Brief
When you write out the records, keep every line exactly as it is.
══════════════════════════════
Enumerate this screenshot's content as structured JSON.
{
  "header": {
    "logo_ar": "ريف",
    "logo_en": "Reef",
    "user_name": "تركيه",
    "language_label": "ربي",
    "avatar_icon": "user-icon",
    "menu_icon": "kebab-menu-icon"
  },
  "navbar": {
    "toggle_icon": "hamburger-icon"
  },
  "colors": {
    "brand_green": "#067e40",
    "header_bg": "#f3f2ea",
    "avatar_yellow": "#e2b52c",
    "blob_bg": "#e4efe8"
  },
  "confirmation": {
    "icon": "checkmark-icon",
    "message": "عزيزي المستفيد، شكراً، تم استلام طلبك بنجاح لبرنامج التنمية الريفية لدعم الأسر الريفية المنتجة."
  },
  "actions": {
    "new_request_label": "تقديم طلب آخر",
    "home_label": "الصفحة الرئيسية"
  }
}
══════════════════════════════
Finished task
Enumerate this screenshot's content as structured JSON.
{
  "header": {
    "logo_ar": "ريف",
    "logo_en": "Reef",
    "user_name": "تركيه",
    "language_label": "ربي",
    "avatar_icon": "user-icon",
    "menu_icon": "kebab-menu-icon"
  },
  "navbar": {
    "toggle_icon": "hamburger-icon"
  },
  "colors": {
    "brand_green": "#067e40",
    "header_bg": "#f3f2ea",
    "avatar_yellow": "#e2b52c",
    "blob_bg": "#e4efe8"
  },
  "confirmation": {
    "icon": "checkmark-icon",
    "message": "عزيزي المستفيد، شكراً، تم استلام طلبك بنجاح لبرنامج التنمية الريفية لدعم الأسر الريفية المنتجة."
  },
  "actions": {
    "new_request_label": "تقديم طلب آخر",
    "home_label": "الصفحة الرئيسية"
  }
}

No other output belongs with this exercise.